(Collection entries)
-=-=-=-=-
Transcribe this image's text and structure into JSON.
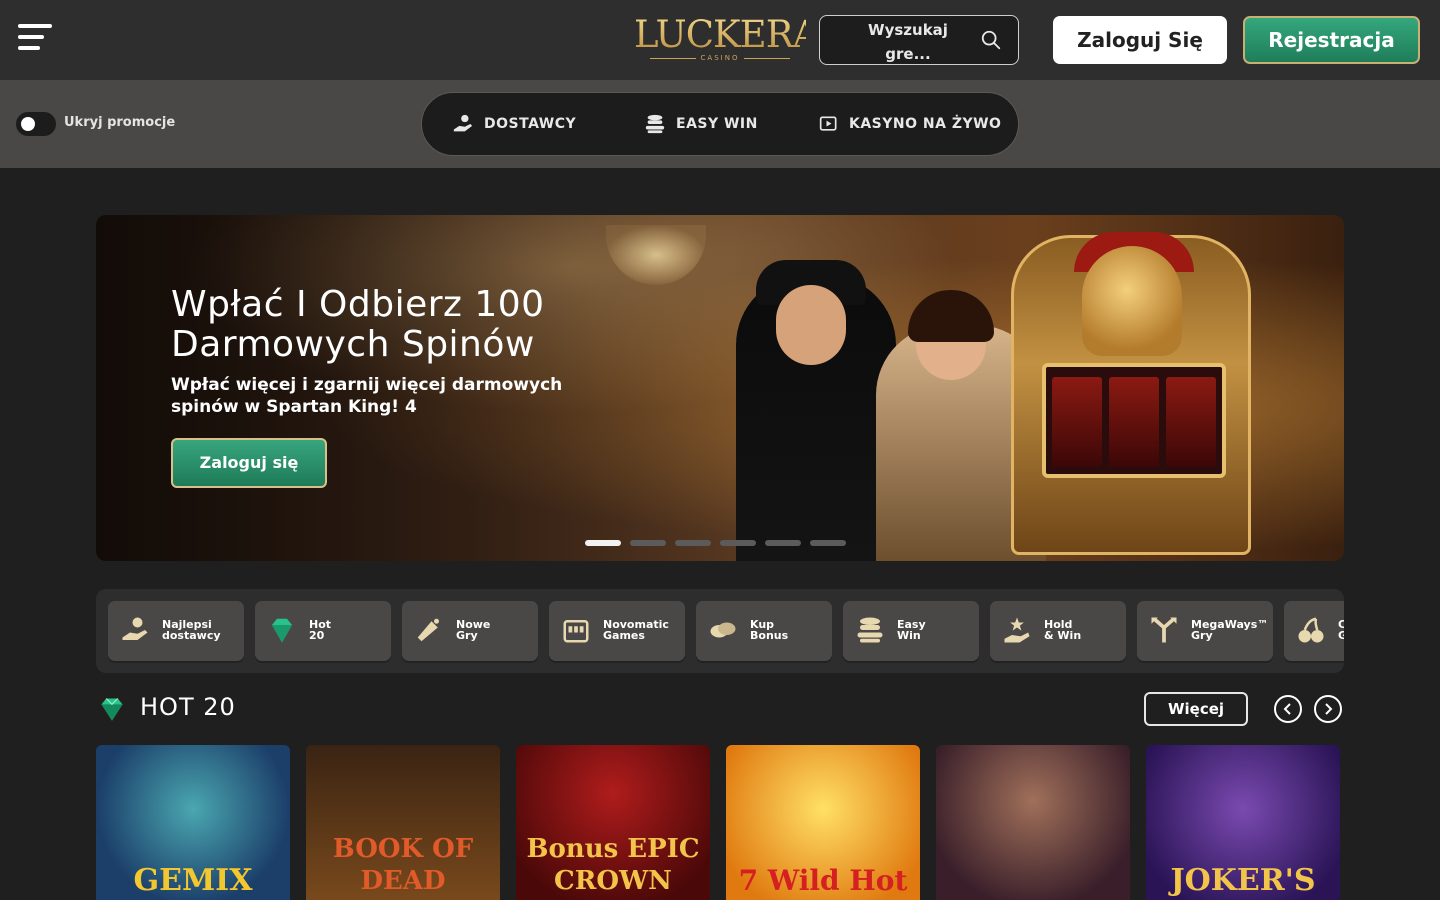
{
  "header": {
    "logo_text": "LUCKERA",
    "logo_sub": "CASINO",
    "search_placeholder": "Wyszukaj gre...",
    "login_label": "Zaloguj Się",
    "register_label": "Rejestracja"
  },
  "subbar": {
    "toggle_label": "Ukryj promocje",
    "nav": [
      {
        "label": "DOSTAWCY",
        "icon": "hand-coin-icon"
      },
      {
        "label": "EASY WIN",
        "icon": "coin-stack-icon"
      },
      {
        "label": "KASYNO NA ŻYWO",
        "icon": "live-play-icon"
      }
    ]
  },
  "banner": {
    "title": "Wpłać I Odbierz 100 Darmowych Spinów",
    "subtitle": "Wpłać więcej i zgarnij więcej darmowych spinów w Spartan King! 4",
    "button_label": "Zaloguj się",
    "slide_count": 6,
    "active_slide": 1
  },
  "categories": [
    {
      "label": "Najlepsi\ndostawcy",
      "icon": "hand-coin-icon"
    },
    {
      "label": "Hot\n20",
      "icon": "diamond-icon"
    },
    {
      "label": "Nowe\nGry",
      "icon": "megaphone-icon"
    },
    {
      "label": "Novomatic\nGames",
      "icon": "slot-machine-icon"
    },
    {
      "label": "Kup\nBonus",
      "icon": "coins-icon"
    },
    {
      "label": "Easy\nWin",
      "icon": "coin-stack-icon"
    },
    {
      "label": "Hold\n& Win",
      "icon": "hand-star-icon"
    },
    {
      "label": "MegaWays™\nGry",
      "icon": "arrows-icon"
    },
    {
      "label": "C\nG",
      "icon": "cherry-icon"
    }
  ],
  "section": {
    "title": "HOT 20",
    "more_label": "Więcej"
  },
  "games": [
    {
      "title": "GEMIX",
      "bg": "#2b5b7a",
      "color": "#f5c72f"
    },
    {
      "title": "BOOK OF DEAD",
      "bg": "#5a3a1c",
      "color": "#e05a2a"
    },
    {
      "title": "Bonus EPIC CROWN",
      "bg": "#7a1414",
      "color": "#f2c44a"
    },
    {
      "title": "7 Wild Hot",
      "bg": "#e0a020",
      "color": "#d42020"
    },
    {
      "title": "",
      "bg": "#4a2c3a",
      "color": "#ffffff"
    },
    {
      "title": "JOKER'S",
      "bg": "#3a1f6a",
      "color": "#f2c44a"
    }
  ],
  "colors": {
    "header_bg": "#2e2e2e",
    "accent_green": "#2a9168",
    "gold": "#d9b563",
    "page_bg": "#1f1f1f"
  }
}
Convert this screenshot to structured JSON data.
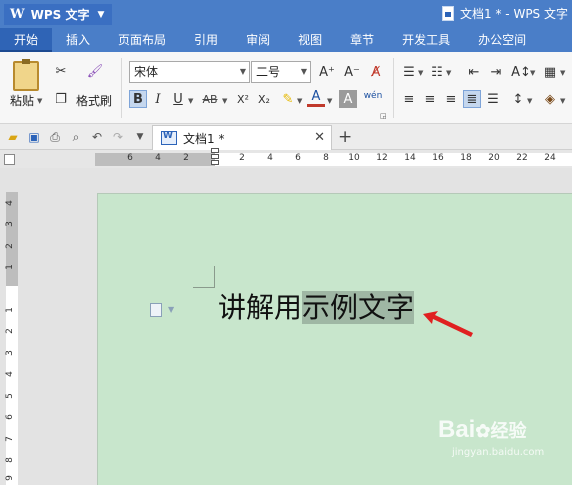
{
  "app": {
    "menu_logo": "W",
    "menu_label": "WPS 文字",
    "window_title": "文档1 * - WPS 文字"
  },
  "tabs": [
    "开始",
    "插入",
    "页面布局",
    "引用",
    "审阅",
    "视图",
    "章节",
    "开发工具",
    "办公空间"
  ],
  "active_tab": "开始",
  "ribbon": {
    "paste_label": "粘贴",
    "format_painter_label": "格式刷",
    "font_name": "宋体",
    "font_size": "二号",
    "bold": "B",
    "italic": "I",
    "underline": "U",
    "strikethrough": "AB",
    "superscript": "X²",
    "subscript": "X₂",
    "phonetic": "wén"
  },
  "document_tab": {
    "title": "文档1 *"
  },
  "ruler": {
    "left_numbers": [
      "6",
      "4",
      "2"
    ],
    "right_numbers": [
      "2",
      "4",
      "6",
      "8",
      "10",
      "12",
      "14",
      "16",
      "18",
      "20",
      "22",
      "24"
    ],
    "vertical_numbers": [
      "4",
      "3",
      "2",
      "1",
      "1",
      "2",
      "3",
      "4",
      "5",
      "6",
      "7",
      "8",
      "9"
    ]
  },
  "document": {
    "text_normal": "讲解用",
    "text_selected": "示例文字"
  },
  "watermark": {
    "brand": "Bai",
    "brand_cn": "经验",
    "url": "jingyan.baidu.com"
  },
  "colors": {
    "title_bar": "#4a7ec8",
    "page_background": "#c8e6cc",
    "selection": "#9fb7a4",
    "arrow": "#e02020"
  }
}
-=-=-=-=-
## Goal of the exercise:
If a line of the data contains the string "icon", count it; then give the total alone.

## Response area:
12